He’s outscored everyone in his draft year by nearly 150 points, scored 30 goals four times, 80 points or more three times, and has consistently risen to the challenge of making everyone who touches the ice around him just *that* much better.
And while he’s not quite the NHL’s best player, he could make a case in the upper echelon of more consistent stars. Since coming in the league in 2008-09, Tavares ranks 9th league-wide in points in that span. Considering the eight above him are all pretty much Hall-of-Fame locks at this point, that’s not bad company to be in at all.
But before he was an exceptional pro player, John Tavares was the kid who the OHL decided to change their rules for.
And hey, he was also once the CityTV athlete of the week:
Playing for the famed Toronto Marlboros association’s minor midget team (despite being a year younger), he put up some godly stats. That earned him a shot in the junior ranks, albeit in the Jr. A OPJHL.
With Milton, Tavares put up 23 points in 16 games… according to hockeydb, a rate of 1.43 points/game. EliteProspects put him at That averages out to a rate of somewhere between 69-73 points over the 49 game season, which would have placed him in (or just outside of) top ten in league scoring, as well as first on his team. He also played alongside future NHLers Sam Gagner and Akim Aliu, as well as Canadian World Junior player Stefan Legein.
There was some debate as to whether the OHL would open up its rules to allow a young Tavares in, but not too much.

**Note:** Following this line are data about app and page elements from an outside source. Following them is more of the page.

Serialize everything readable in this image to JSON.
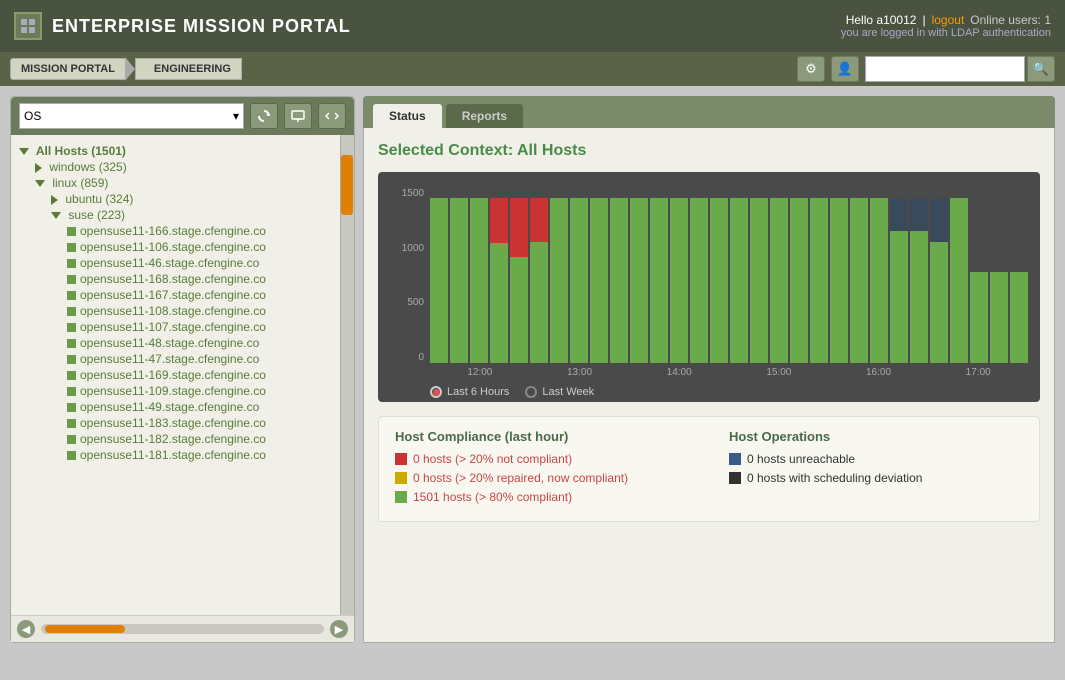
{
  "header": {
    "title": "ENTERPRISE MISSION PORTAL",
    "hello": "Hello a10012",
    "logout_label": "logout",
    "online_users": "Online users: 1",
    "auth_text": "you are logged in with LDAP authentication"
  },
  "navbar": {
    "breadcrumb1": "MISSION PORTAL",
    "breadcrumb2": "ENGINEERING",
    "search_placeholder": ""
  },
  "toolbar": {
    "os_label": "OS",
    "dropdown_arrow": "▾"
  },
  "tree": {
    "root_label": "All Hosts (1501)",
    "items": [
      {
        "indent": 1,
        "type": "collapsed",
        "label": "windows (325)"
      },
      {
        "indent": 1,
        "type": "expanded",
        "label": "linux (859)"
      },
      {
        "indent": 2,
        "type": "collapsed",
        "label": "ubuntu (324)"
      },
      {
        "indent": 2,
        "type": "expanded",
        "label": "suse (223)"
      },
      {
        "indent": 3,
        "type": "host",
        "label": "opensuse11-166.stage.cfengine.co"
      },
      {
        "indent": 3,
        "type": "host",
        "label": "opensuse11-106.stage.cfengine.co"
      },
      {
        "indent": 3,
        "type": "host",
        "label": "opensuse11-46.stage.cfengine.co"
      },
      {
        "indent": 3,
        "type": "host",
        "label": "opensuse11-168.stage.cfengine.co"
      },
      {
        "indent": 3,
        "type": "host",
        "label": "opensuse11-167.stage.cfengine.co"
      },
      {
        "indent": 3,
        "type": "host",
        "label": "opensuse11-108.stage.cfengine.co"
      },
      {
        "indent": 3,
        "type": "host",
        "label": "opensuse11-107.stage.cfengine.co"
      },
      {
        "indent": 3,
        "type": "host",
        "label": "opensuse11-48.stage.cfengine.co"
      },
      {
        "indent": 3,
        "type": "host",
        "label": "opensuse11-47.stage.cfengine.co"
      },
      {
        "indent": 3,
        "type": "host",
        "label": "opensuse11-169.stage.cfengine.co"
      },
      {
        "indent": 3,
        "type": "host",
        "label": "opensuse11-109.stage.cfengine.co"
      },
      {
        "indent": 3,
        "type": "host",
        "label": "opensuse11-49.stage.cfengine.co"
      },
      {
        "indent": 3,
        "type": "host",
        "label": "opensuse11-183.stage.cfengine.co"
      },
      {
        "indent": 3,
        "type": "host",
        "label": "opensuse11-182.stage.cfengine.co"
      },
      {
        "indent": 3,
        "type": "host",
        "label": "opensuse11-181.stage.cfengine.co"
      }
    ]
  },
  "tabs": [
    {
      "id": "status",
      "label": "Status",
      "active": true
    },
    {
      "id": "reports",
      "label": "Reports",
      "active": false
    }
  ],
  "main": {
    "context_title": "Selected Context: All Hosts",
    "chart": {
      "y_labels": [
        "1500",
        "1000",
        "500",
        "0"
      ],
      "x_labels": [
        "12:00",
        "13:00",
        "14:00",
        "15:00",
        "16:00",
        "17:00"
      ],
      "legend_last6hours": "Last 6 Hours",
      "legend_lastweek": "Last Week"
    },
    "compliance": {
      "title": "Host Compliance (last hour)",
      "row1": "0 hosts (> 20% not compliant)",
      "row2": "0 hosts (> 20% repaired, now compliant)",
      "row3": "1501 hosts (> 80% compliant)"
    },
    "operations": {
      "title": "Host Operations",
      "row1": "0 hosts unreachable",
      "row2": "0 hosts with scheduling deviation"
    }
  }
}
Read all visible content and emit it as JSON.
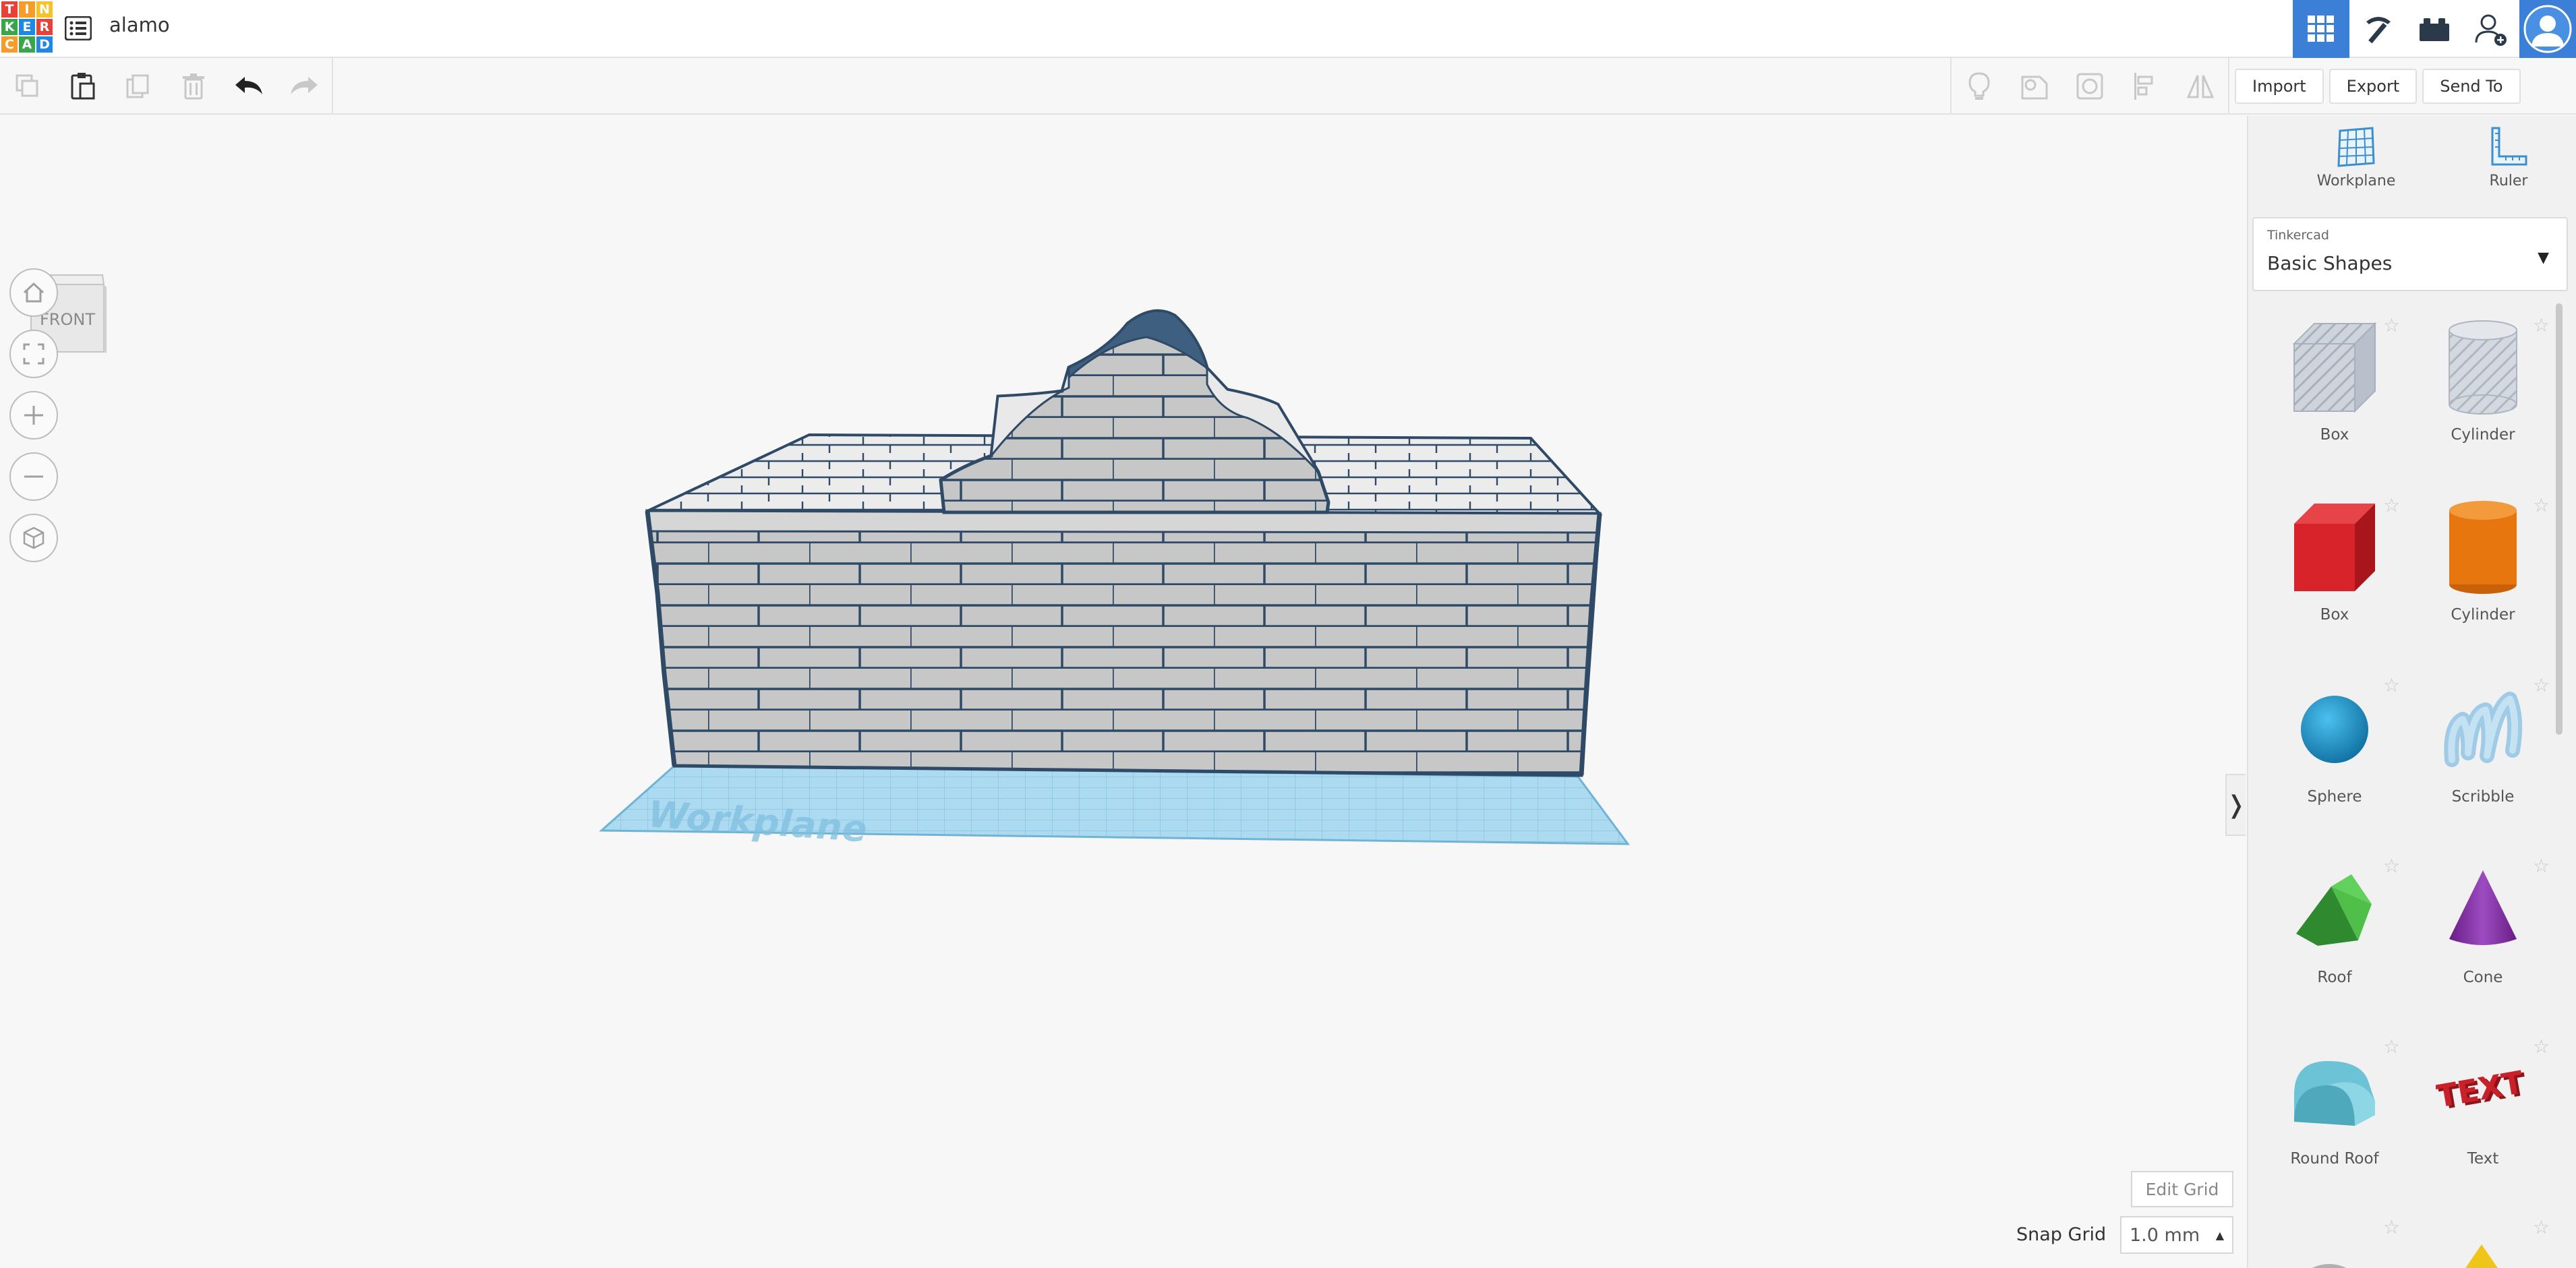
{
  "app": {
    "logo_letters": [
      "T",
      "I",
      "N",
      "K",
      "E",
      "R",
      "C",
      "A",
      "D"
    ],
    "logo_colors": [
      "#e8413a",
      "#f59d2a",
      "#f5c22a",
      "#3aa54b",
      "#1e88e5",
      "#e8413a",
      "#f59d2a",
      "#3aa54b",
      "#1e88e5"
    ],
    "design_title": "alamo"
  },
  "top_nav": {
    "items": [
      {
        "name": "3d-design-view",
        "icon": "grid-icon",
        "active": true
      },
      {
        "name": "build-view",
        "icon": "pickaxe-icon",
        "active": false
      },
      {
        "name": "bricks-view",
        "icon": "brick-icon",
        "active": false
      },
      {
        "name": "add-user",
        "icon": "add-user-icon",
        "active": false
      },
      {
        "name": "profile",
        "icon": "avatar-icon",
        "active": false
      }
    ]
  },
  "toolbar": {
    "left_icons": [
      "copy-icon",
      "paste-icon",
      "duplicate-icon",
      "delete-icon",
      "undo-icon",
      "redo-icon"
    ],
    "right_icons": [
      "light-icon",
      "shape-note-icon",
      "group-icon",
      "align-icon",
      "mirror-icon"
    ],
    "import_label": "Import",
    "export_label": "Export",
    "send_to_label": "Send To"
  },
  "viewport": {
    "viewcube_face": "FRONT",
    "controls": [
      "home-icon",
      "fit-view-icon",
      "zoom-in-icon",
      "zoom-out-icon",
      "perspective-icon"
    ],
    "workplane_watermark": "Workplane",
    "edit_grid_label": "Edit Grid",
    "snap_grid_label": "Snap Grid",
    "snap_grid_value": "1.0 mm",
    "collapse_glyph": "❭"
  },
  "panel": {
    "workplane_label": "Workplane",
    "ruler_label": "Ruler",
    "library_provider": "Tinkercad",
    "library_name": "Basic Shapes",
    "shapes": [
      {
        "label": "Box",
        "kind": "box-hole"
      },
      {
        "label": "Cylinder",
        "kind": "cylinder-hole"
      },
      {
        "label": "Box",
        "kind": "box"
      },
      {
        "label": "Cylinder",
        "kind": "cylinder"
      },
      {
        "label": "Sphere",
        "kind": "sphere"
      },
      {
        "label": "Scribble",
        "kind": "scribble"
      },
      {
        "label": "Roof",
        "kind": "roof"
      },
      {
        "label": "Cone",
        "kind": "cone"
      },
      {
        "label": "Round Roof",
        "kind": "round-roof"
      },
      {
        "label": "Text",
        "kind": "text"
      }
    ]
  },
  "colors": {
    "accent": "#3b7fd6",
    "workplane": "#a8d8ef",
    "wall_fill": "#c9c9c9",
    "wall_stroke": "#2f4a66",
    "box_red": "#d8232a",
    "cylinder_orange": "#e8760f",
    "sphere_blue": "#1690c9",
    "roof_green": "#3aa53a",
    "cone_purple": "#8b3aa8",
    "round_roof_teal": "#6cc3d6",
    "text_red": "#c9202a"
  }
}
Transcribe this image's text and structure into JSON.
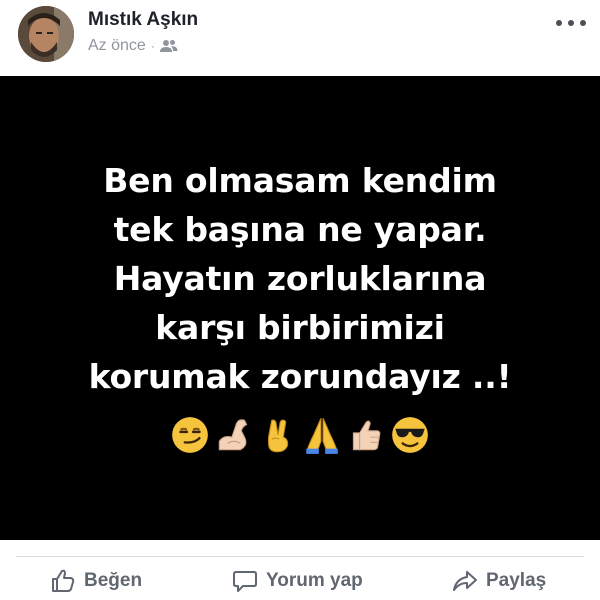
{
  "post": {
    "author": "Mıstık Aşkın",
    "time": "Az önce",
    "separator": "·",
    "audience_icon": "friends-icon",
    "more_icon": "more-horizontal-icon",
    "text_lines": [
      "Ben olmasam kendim",
      "tek başına ne yapar.",
      "Hayatın zorluklarına",
      "karşı birbirimizi",
      "korumak zorundayız ..!"
    ],
    "emojis": [
      "smirking-face",
      "flexed-biceps",
      "victory-hand",
      "folded-hands",
      "thumbs-up",
      "smiling-face-with-sunglasses"
    ],
    "background_color": "#000000"
  },
  "actions": {
    "like_label": "Beğen",
    "comment_label": "Yorum yap",
    "share_label": "Paylaş"
  },
  "colors": {
    "name": "#1d2129",
    "meta": "#90949c",
    "action": "#606770"
  }
}
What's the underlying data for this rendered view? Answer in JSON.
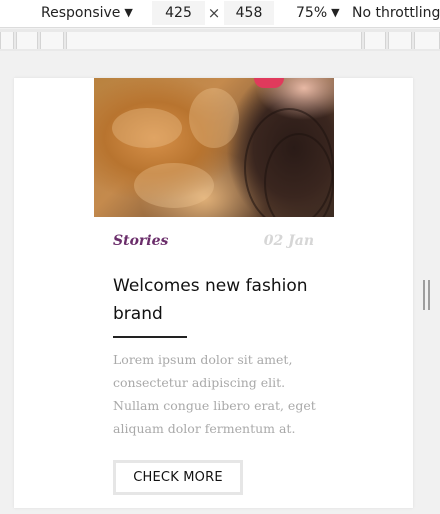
{
  "devtools": {
    "device": "Responsive",
    "width": "425",
    "times": "×",
    "height": "458",
    "zoom": "75%",
    "throttle": "No throttling",
    "dropdown_icon": "chevron-down-icon"
  },
  "card": {
    "category": "Stories",
    "date": "02 Jan",
    "title": "Welcomes new fashion brand",
    "excerpt": "Lorem ipsum dolor sit amet, consectetur adipiscing elit. Nullam congue libero erat, eget aliquam dolor fermentum at.",
    "cta_label": "CHECK MORE"
  },
  "colors": {
    "category": "#6a2d6a",
    "date": "#d6d6d6",
    "excerpt": "#a9a9a9",
    "title": "#111111",
    "rule": "#222222"
  }
}
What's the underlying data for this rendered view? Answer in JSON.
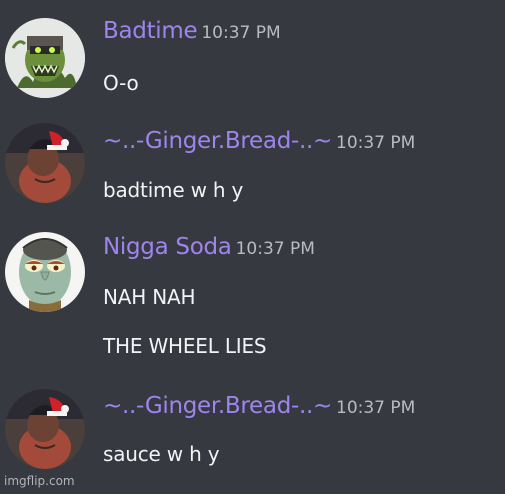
{
  "messages": [
    {
      "author": "Badtime",
      "timestamp": "10:37 PM",
      "avatar_icon": "zombie-avatar",
      "lines": [
        "O-o"
      ]
    },
    {
      "author": "~..-Ginger.Bread-..~",
      "timestamp": "10:37 PM",
      "avatar_icon": "santa-hat-avatar",
      "lines": [
        "badtime w h y"
      ]
    },
    {
      "author": "Nigga Soda",
      "timestamp": "10:37 PM",
      "avatar_icon": "squidward-avatar",
      "lines": [
        "NAH NAH",
        "THE WHEEL LIES"
      ]
    },
    {
      "author": "~..-Ginger.Bread-..~",
      "timestamp": "10:37 PM",
      "avatar_icon": "santa-hat-avatar",
      "lines": [
        "sauce w h y"
      ]
    }
  ],
  "watermark": "imgflip.com",
  "colors": {
    "background": "#36393f",
    "username": "#a084ee",
    "timestamp": "#b9bbbe",
    "text": "#f2f3f5"
  }
}
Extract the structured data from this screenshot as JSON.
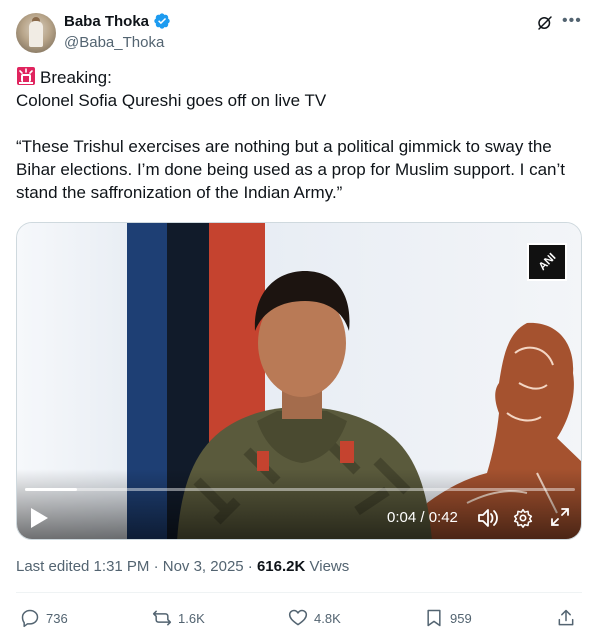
{
  "author": {
    "display_name": "Baba Thoka",
    "handle": "@Baba_Thoka",
    "verified_icon": "verified-badge-icon",
    "avatar_icon": "avatar"
  },
  "header_icons": [
    "grok-icon",
    "more-icon"
  ],
  "post": {
    "line1": "Breaking:",
    "line2": "Colonel Sofia Qureshi goes off on live TV",
    "quote": "“These Trishul exercises are nothing but a political gimmick to sway the Bihar elections. I’m done being used as a prop for Muslim support. I can’t stand the saffronization of the Indian Army.”",
    "siren_icon": "police-siren-icon"
  },
  "video": {
    "watermark": "ANI",
    "time_label": "0:04 / 0:42",
    "progress": 0.095,
    "icons": [
      "play-icon",
      "volume-icon",
      "settings-icon",
      "fullscreen-icon"
    ]
  },
  "meta": {
    "edited": "Last edited 1:31 PM · Nov 3, 2025 · ",
    "views_count": "616.2K",
    "views_label": " Views"
  },
  "actions": {
    "replies": "736",
    "reposts": "1.6K",
    "likes": "4.8K",
    "bookmarks": "959"
  },
  "colors": {
    "verified": "#1d9bf0",
    "text_primary": "#0f1419",
    "text_secondary": "#536471"
  }
}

He clearly had nothing left to prove in minor hockey.
Eventually, Tavares got his shot on a bigger stage in September 2005, being the first overall selection in that spring’s Ontario Hockey League draft. By the time he had hit he OHL just three days after his fifteenth birthday, he’d proven he belonged. With nine goals in his first ten games, the legend of John Tavares was just beginning.